(Page and application data records)
++++++++++
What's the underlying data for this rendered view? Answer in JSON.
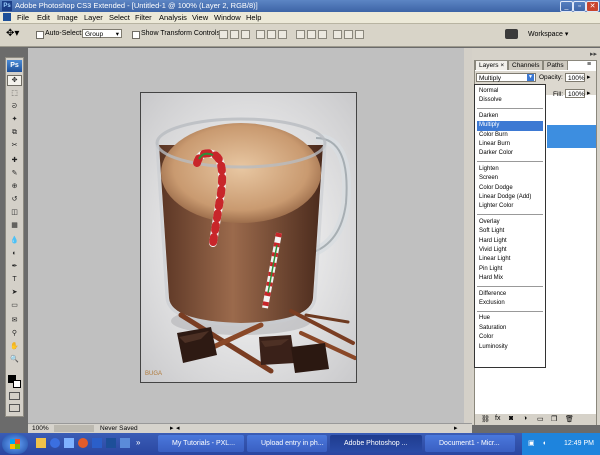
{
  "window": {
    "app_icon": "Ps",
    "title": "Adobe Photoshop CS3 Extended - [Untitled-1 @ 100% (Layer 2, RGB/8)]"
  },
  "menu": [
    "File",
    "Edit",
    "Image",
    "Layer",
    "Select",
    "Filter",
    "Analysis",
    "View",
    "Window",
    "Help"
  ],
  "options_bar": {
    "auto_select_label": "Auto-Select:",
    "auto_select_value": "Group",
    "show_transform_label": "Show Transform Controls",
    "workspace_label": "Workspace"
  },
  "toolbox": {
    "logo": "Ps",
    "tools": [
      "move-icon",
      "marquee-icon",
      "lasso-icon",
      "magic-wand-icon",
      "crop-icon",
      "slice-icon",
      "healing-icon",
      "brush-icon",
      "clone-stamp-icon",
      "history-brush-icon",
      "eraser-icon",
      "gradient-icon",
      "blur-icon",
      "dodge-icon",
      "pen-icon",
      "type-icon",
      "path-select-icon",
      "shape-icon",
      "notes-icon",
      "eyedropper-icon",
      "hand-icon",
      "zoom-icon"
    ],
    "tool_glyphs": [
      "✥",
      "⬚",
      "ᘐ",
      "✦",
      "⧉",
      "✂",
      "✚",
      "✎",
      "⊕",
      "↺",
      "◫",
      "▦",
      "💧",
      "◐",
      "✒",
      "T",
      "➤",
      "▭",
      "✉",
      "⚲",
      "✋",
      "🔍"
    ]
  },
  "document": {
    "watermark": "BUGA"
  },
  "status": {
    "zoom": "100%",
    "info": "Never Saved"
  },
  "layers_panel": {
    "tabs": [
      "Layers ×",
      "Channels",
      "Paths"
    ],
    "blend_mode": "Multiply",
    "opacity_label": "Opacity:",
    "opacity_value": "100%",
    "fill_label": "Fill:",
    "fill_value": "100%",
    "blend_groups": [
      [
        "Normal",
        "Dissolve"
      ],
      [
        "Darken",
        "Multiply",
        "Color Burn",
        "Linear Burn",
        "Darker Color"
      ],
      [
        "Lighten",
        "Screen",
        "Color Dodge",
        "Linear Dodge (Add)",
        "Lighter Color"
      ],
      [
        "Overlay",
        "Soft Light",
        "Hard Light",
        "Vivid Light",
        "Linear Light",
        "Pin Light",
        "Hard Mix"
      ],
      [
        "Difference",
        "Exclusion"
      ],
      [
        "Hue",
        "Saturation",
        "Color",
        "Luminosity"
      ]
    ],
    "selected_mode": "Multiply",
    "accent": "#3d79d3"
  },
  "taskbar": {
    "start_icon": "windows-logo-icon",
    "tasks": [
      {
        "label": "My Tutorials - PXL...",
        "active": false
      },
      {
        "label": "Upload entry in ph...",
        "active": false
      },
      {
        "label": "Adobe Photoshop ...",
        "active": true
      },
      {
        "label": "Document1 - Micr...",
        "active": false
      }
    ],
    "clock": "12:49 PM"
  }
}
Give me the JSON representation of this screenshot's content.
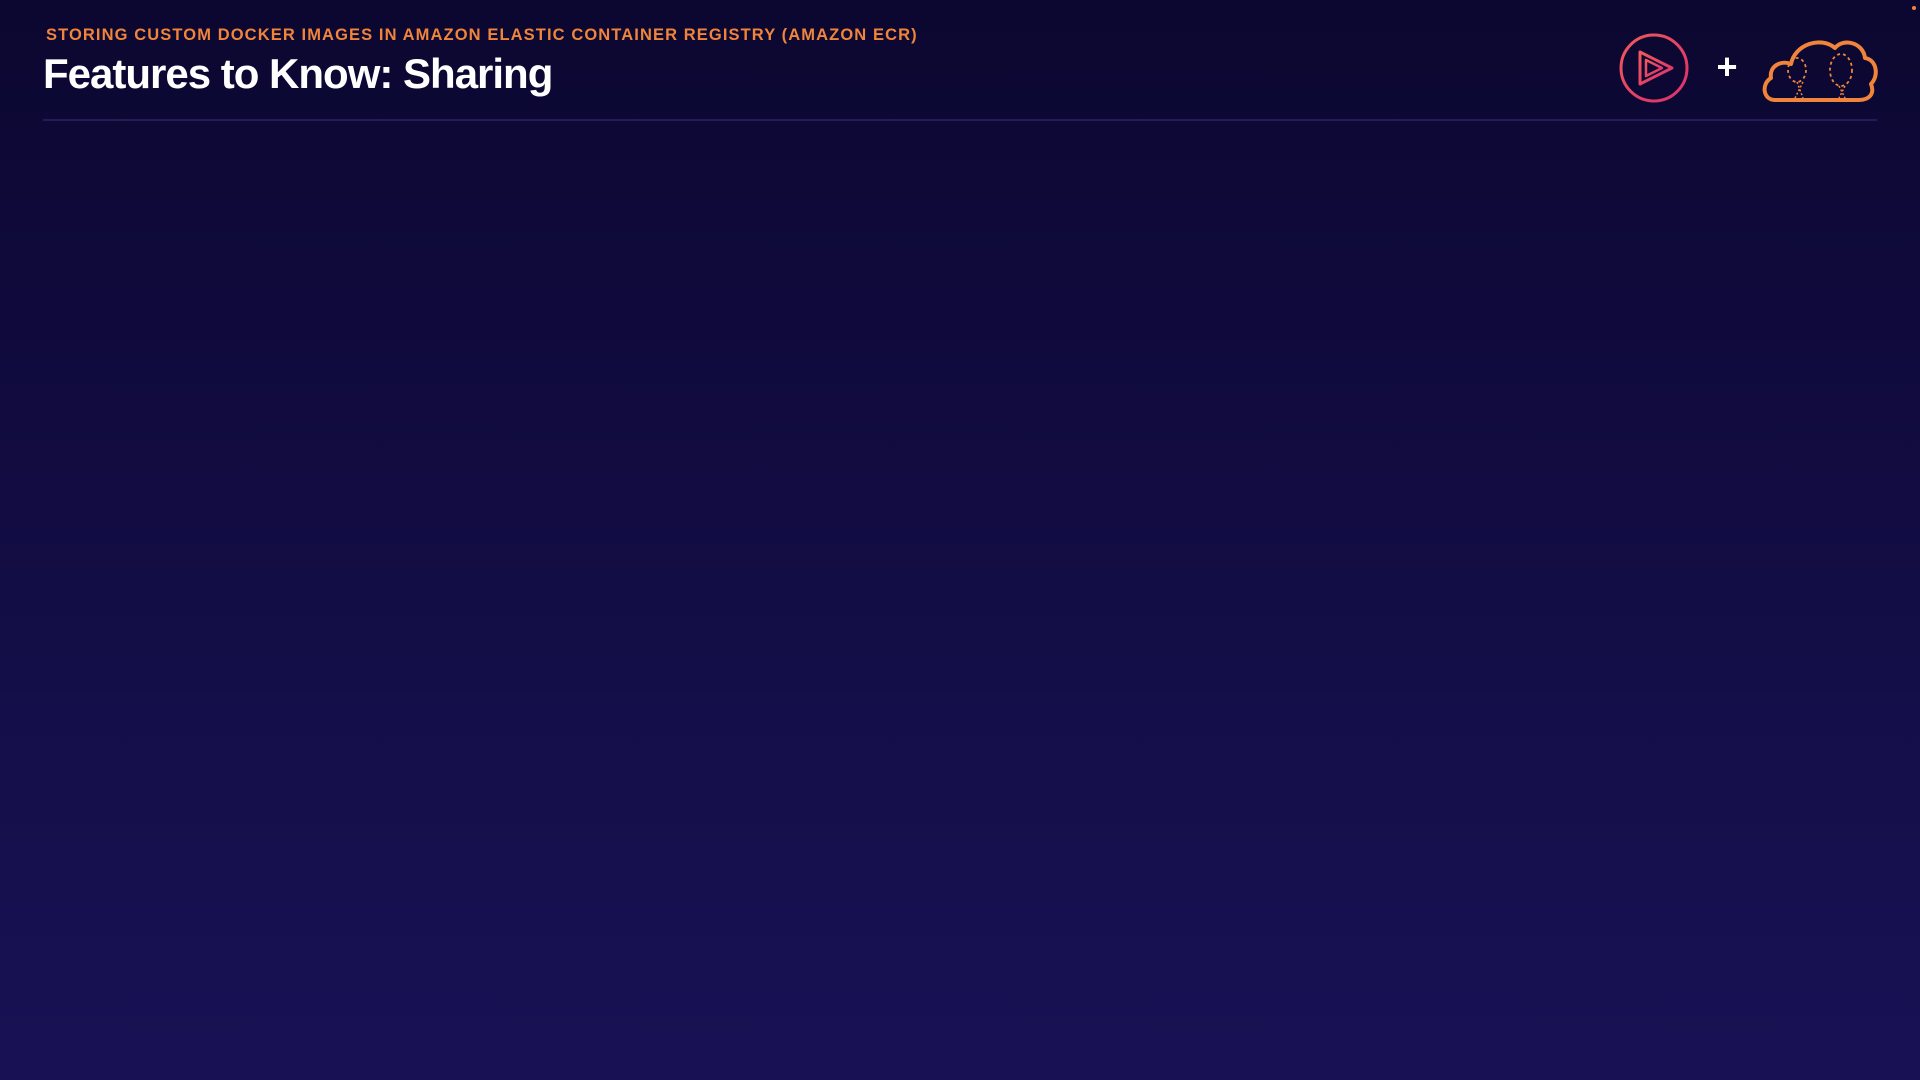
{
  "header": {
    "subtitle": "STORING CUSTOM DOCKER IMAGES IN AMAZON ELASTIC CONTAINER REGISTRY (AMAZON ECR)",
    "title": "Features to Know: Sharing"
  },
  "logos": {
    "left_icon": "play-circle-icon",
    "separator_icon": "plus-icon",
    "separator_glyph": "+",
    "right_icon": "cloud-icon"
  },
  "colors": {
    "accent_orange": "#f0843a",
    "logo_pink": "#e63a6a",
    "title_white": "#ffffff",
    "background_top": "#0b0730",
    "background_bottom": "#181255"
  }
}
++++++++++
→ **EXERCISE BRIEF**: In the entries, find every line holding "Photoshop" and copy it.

→ **TASK SOLUTION**:
    "title": "Adobe Photoshop CS3 Extended - [Untitled-1 @ 100% (Layer 2, RGB/8)]"
        "label": "Adobe Photoshop ...",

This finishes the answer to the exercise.